Negative Enrichment of Circulating Tumor Cells Via 3D Printed Microfluidic Device

Thumbnail Image
Chu, Chia-Heng
Sarioglu, A. Fatih
Associated Organization(s)
Supplementary to
Circulating tumor cells (CTCs) are cells that detach from the primary tumor inside the cancer patient’s body to circulate in the bloodstream and cause the metastasis of the cancer. Routine and reliable isolation of CTCs from peripheral blood would both allow effective monitoring of the disease burden and guide the development of personalized treatments for cancer patients. Negative enrichment of CTCs by depleting normal blood cells from patient samples not only ensures against a biased selection of a subpopulation but also allows the assay to be used on patients with different tumor types. In my doctoral thesis, I developed an additively manufactured microfluidic device that can negatively enrich viable CTCs from clinically-relevant volumes of unmanipulated whole blood samples. The microfluidic device depletes nucleated blood cells based on their surface antigens and the smaller anucleated cells based on their size contrast with the tumor cells. Also, enriched CTCs are made available off the device in a suspension making our technique compatible with standard immunocytochemical, molecular and functional assays. The densely micropatterned 3D device could deplete >99.5% of white blood cells from 10 mL of unmanipulated whole blood while recovering >90% of spiked tumor cells. I also demonstrated the clinical utility of the device by isolating CTCs from blood samples collected from patients with prostate and pancreatic cancers.
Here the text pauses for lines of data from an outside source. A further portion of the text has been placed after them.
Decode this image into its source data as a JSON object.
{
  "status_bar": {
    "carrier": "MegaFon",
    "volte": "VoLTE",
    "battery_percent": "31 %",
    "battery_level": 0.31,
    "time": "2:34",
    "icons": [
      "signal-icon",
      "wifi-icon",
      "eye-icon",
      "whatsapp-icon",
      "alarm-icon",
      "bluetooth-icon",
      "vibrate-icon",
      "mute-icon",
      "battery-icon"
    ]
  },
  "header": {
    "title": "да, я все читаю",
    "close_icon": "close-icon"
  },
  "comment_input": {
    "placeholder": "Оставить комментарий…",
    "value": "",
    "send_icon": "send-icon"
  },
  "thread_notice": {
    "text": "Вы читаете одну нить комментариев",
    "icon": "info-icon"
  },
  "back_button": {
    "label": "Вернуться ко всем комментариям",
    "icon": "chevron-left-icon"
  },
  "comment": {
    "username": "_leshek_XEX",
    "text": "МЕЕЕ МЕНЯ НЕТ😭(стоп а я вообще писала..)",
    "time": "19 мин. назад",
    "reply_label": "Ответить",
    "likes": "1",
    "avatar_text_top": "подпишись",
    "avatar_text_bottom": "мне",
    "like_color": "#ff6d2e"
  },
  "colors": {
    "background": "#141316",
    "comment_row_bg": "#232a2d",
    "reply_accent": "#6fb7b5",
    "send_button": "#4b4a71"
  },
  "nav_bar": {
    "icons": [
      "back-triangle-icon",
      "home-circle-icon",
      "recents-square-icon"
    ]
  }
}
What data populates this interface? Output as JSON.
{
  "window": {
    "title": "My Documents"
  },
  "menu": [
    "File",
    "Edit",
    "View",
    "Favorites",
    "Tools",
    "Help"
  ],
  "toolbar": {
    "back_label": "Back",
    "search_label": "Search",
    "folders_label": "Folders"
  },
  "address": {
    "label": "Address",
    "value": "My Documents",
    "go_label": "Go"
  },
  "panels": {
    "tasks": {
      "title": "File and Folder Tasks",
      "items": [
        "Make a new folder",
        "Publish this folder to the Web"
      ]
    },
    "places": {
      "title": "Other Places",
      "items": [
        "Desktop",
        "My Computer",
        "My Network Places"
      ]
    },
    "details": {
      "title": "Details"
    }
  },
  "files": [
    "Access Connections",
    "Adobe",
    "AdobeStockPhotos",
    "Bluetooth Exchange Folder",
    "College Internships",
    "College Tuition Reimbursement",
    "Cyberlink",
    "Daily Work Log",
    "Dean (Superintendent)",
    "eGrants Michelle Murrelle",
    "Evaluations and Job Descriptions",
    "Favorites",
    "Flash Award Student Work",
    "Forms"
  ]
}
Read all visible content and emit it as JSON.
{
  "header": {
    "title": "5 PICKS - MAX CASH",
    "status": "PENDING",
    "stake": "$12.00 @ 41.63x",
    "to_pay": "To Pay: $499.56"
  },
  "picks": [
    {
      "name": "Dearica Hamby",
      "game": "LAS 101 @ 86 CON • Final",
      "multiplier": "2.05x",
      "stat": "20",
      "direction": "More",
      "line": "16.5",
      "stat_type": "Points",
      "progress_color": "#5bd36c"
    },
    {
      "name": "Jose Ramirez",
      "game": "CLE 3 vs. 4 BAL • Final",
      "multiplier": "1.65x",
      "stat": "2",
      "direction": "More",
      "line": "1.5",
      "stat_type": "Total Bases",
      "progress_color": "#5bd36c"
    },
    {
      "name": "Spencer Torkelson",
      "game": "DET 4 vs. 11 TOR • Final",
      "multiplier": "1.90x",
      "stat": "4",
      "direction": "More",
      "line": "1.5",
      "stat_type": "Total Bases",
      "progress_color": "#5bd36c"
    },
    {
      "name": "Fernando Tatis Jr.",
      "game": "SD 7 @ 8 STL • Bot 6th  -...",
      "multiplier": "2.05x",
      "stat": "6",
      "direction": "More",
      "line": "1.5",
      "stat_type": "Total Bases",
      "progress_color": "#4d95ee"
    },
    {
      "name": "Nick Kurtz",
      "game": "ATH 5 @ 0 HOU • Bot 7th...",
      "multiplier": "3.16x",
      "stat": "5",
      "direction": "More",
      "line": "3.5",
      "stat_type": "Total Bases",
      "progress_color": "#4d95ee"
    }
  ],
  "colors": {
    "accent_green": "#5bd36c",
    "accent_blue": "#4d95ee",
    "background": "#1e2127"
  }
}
This creates a universal CTC assay that can differentiate tumor cells from normal blood cells with the specificity of clinically established membrane antigens yet with no labels on the sample offers the potential to enable routine screening of blood samples for tumor load at the point-of-care.
Date Issued
Resource Type
Resource Subtype
Rights Statement
Rights URI